Saturday, 27 October 2012


The legendary musical becomes LegenDerry as it visits the Millennium Forum - but is it really all that jazz, or not enough razzle dazzle?

I've always had an uneasy relationship with the musical Chicago. It's the sort of thing that can very easily be seen as immoral, smug and hypocritical cotton candy; is getting away with murder, violence, adultery, sleaziness, alienation, exploitation, corruption and treachery really something to be celebrated in song and dance? But therein lies the paradox of Chicago; for what it is, that is to say, an absurdly well paced musical, it works as a deliriously rousing melodic satire. And this particular version is brilliantly choreographed, superbly staged and rather well acted too – in other words, well worth a trip to the theatre.

"Murder is a form of entertainment", says a key character at one point, and it holds true in 1920s Chicago as much as anywhere else, where Roxie Hart (Ali Bastian, almost three years from being robbed of what would have been a deserved Strictly Come Dancing triumph) finds herself in jail for murder along with numerous other women, including singing sensation Velma Kelly (Tupele Dorgu). The rest of the show primarily focuses on Roxie, Velma and their attempts to clear their name, with the help of notorious criminal lawyer Billy Flynn (Stefan Booth, recently of Eastenders).

This is the sort of show where, no matter where you look on the stage, there's almost always something for the eyes and ears to savour, be it the acting, singing, choreography or orchestrations. As far as major musicals go, Chicago is as close to an interactive experience as you can get without actually having to leave your seats and dance on stage; both orchestra and audience find themselves involved in the "swing" of the production numerous times throughout the evening, whether they are clapping along to "All That Jazz" or "Roxie" (the character, not the song!) is chatting up the bandleader!

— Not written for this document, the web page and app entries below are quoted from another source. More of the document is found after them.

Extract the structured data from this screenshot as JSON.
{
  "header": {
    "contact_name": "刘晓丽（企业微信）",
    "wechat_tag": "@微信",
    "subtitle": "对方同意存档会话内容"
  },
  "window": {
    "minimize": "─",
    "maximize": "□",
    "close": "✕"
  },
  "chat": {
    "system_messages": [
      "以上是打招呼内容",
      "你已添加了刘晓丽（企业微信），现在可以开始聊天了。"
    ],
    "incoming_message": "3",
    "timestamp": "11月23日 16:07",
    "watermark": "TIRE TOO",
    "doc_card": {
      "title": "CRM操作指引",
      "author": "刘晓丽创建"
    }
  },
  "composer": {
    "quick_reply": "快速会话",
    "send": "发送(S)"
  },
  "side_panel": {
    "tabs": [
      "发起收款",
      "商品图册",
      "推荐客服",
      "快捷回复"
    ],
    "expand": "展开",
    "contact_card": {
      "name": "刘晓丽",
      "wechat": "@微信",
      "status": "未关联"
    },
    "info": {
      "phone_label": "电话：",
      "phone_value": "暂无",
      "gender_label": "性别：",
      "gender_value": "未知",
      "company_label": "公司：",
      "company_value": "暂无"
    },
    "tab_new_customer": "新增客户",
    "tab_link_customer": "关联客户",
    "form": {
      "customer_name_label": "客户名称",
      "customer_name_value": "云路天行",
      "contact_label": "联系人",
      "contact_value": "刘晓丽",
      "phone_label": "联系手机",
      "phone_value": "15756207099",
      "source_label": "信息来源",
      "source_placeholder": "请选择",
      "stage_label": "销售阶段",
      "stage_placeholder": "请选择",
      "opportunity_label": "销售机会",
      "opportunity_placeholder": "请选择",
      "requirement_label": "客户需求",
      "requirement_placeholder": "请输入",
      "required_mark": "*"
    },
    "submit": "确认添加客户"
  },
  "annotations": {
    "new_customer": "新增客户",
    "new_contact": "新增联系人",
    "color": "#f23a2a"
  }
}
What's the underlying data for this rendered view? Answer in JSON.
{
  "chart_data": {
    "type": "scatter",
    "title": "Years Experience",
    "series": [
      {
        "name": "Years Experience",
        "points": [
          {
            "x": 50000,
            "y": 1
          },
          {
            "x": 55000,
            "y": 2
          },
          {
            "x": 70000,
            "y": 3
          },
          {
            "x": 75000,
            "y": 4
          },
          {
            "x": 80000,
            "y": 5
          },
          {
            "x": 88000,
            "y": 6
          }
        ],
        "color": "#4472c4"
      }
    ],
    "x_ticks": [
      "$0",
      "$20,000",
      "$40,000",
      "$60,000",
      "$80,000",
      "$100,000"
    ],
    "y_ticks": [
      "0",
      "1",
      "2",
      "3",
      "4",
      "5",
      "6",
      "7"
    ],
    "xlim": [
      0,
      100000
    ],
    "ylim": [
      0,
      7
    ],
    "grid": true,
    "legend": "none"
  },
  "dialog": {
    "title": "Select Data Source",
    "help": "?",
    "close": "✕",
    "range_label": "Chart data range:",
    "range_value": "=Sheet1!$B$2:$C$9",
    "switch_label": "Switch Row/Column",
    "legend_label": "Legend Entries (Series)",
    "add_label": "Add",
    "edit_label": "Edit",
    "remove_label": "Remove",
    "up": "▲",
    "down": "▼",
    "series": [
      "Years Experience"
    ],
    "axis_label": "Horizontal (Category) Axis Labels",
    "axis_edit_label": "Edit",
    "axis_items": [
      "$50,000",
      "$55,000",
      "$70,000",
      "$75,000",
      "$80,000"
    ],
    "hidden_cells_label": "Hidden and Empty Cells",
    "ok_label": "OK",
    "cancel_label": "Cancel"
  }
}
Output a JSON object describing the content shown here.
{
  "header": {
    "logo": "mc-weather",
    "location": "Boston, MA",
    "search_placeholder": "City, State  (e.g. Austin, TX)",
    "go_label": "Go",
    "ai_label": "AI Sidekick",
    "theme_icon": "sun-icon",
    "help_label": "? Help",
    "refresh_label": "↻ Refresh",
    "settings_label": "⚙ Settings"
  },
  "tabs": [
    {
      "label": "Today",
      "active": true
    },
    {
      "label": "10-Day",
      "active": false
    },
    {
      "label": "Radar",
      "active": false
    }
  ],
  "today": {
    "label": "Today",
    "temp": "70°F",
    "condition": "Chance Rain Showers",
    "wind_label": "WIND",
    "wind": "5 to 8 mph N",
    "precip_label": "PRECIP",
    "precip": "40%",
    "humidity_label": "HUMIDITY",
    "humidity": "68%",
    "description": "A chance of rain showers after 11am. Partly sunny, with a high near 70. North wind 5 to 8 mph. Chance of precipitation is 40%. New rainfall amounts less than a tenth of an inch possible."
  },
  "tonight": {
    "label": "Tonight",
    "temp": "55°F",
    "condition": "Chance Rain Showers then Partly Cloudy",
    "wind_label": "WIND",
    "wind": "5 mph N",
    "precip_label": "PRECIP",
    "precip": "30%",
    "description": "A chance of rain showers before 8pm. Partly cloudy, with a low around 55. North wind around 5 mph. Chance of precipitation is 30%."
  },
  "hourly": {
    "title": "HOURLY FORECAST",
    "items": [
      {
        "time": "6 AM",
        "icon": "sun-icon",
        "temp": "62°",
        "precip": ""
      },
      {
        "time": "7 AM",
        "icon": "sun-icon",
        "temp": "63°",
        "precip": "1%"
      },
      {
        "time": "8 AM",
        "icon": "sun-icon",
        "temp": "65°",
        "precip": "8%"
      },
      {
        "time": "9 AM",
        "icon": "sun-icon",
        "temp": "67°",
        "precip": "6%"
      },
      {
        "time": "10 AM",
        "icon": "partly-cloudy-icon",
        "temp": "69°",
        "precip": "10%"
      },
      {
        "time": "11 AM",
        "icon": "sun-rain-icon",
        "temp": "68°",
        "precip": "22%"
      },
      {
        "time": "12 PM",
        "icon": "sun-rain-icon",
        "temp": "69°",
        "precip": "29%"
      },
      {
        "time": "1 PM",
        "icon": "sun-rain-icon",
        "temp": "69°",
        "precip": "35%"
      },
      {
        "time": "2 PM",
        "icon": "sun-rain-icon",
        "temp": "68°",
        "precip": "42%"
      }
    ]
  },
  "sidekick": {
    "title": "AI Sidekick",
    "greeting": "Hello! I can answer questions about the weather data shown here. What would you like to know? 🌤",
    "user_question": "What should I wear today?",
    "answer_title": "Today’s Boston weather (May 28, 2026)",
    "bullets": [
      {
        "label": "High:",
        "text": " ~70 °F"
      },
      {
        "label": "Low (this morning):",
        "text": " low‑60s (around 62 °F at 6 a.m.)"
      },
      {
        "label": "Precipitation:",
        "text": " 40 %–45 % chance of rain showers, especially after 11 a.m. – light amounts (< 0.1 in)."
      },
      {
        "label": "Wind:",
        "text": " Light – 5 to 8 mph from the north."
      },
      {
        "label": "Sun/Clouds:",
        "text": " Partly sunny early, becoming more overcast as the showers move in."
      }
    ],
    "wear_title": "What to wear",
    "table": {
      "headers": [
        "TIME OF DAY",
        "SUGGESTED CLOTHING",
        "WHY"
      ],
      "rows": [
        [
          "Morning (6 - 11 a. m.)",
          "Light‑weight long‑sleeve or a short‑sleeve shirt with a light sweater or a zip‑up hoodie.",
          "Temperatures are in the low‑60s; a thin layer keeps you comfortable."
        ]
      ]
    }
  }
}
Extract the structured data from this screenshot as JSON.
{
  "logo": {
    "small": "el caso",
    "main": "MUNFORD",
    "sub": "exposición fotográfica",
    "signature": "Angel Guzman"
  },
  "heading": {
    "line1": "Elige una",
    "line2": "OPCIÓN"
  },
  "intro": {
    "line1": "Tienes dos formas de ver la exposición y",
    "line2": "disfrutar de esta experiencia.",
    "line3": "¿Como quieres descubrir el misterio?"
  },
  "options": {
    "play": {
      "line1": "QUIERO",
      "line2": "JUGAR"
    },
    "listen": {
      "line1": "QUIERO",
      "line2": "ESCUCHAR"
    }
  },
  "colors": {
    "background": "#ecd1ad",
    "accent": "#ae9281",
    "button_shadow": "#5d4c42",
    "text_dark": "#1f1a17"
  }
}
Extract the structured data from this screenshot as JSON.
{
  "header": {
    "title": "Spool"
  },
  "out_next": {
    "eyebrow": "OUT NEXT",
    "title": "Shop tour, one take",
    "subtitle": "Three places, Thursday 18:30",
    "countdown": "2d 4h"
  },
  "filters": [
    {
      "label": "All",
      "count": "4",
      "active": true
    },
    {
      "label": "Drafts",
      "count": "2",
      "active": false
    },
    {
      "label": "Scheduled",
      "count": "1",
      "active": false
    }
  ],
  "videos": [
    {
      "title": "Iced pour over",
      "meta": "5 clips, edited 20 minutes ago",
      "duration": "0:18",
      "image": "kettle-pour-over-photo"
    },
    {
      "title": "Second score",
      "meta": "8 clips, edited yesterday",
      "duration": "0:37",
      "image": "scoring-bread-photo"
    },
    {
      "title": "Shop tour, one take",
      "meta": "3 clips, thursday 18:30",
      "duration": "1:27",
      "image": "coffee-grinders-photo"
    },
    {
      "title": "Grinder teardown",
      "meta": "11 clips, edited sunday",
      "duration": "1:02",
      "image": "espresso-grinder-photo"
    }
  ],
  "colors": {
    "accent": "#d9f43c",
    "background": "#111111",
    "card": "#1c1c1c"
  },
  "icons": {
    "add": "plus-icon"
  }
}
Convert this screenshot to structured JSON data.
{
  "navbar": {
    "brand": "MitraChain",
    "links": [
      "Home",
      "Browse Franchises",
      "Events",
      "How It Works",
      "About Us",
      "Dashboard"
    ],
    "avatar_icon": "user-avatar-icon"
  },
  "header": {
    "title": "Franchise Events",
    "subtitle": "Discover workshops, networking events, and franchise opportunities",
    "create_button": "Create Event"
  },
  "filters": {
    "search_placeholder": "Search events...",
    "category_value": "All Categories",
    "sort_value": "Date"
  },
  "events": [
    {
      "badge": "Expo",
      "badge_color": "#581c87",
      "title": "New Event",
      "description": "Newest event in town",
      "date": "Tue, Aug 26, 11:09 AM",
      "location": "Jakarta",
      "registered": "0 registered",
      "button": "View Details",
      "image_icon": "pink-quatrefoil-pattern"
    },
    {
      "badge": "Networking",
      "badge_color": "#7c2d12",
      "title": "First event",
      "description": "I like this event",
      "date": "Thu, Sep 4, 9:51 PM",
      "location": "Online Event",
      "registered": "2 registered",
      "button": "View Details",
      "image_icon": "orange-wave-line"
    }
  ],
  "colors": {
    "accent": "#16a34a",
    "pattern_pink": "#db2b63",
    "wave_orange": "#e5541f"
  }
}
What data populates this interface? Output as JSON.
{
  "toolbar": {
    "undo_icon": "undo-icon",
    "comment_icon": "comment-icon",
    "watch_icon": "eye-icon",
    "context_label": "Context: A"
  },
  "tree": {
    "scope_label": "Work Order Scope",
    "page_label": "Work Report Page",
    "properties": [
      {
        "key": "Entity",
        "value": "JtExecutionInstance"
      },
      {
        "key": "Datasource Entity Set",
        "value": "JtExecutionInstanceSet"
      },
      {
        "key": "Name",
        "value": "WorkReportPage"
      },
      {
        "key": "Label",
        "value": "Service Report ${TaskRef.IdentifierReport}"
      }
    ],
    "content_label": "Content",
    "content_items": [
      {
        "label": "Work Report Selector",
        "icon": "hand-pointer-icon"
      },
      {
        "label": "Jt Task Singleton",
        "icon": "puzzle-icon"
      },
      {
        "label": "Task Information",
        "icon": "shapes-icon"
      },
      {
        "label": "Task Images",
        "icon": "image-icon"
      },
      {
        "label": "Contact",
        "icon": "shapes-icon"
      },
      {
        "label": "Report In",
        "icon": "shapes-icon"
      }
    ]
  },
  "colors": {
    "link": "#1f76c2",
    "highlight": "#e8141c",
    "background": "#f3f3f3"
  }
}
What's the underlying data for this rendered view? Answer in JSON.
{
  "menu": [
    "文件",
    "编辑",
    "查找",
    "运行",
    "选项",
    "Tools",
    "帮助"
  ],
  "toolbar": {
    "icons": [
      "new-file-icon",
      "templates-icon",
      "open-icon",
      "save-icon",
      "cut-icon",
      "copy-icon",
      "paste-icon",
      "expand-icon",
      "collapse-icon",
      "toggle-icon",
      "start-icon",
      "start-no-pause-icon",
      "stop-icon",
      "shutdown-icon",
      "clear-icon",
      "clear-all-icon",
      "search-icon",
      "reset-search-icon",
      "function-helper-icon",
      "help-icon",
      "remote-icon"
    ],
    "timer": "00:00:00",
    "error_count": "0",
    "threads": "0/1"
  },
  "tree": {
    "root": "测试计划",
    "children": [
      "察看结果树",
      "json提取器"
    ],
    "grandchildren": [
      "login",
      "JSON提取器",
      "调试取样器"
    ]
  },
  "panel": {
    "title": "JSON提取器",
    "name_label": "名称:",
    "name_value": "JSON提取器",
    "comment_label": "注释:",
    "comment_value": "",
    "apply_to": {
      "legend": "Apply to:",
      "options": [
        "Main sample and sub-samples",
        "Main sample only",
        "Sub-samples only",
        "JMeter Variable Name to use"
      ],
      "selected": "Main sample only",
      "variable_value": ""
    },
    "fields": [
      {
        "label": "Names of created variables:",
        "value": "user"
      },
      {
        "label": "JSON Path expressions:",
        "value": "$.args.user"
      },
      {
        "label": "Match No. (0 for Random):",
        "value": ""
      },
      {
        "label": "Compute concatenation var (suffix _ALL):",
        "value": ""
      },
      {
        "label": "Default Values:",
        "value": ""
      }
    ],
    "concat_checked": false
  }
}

Ali Bastian... a "smouldering" Roxie
Speaking of Roxie, Ali Bastian absolutely smoulders in this part. Her deceptively skinny and slight frame convincingly hides the devious minx that lies within. She's virtually impossible to look away from, even while the excellent Jamie Baughan is stealing scenes as Roxie’s sad sack husband Amos. Tupele Dorgu has just the right amount of diction, conviction and bullishness to make her the perfect Velma, and Genevieve Nicole (standing in for the unfortunately absent Bernie Nolan) is a suitably domineering onstage presence. Not quite as impressive is Stefan Booth, whose Frank Sinatra-esque charisma and vocal abilities don't quite seem suited for Billy Flynn. It’s interesting to contrast Booth with Richard Gere, a tone deaf "actor" who milked the part for all it was worth, and realize that it is Gere's performance that's more memorable. Perhaps this is why his rendition of "Razzle Dazzle" is literally lacking in razzle dazzle. Still, his remains a solid portrayal, with the staggering "We Both Reached For The Gun", getting the biggest roar of appreciation on the night.

Ultimately, Chicago is at its best when it maintains a breezy, satirical tone – when it tries to be serious, as is the case with the song "Class", the spirit of the show has been so frivolous that we have little reason to care. Indeed, the only character we truly care for is Amos – and he gets one song! Fortunately these "grim" moments are few and far between, and the audience will leave the theatre having learnt a thing or two about the power of song and dance... and a little bit more.

(Photos courtesy of the Millennium Forum.)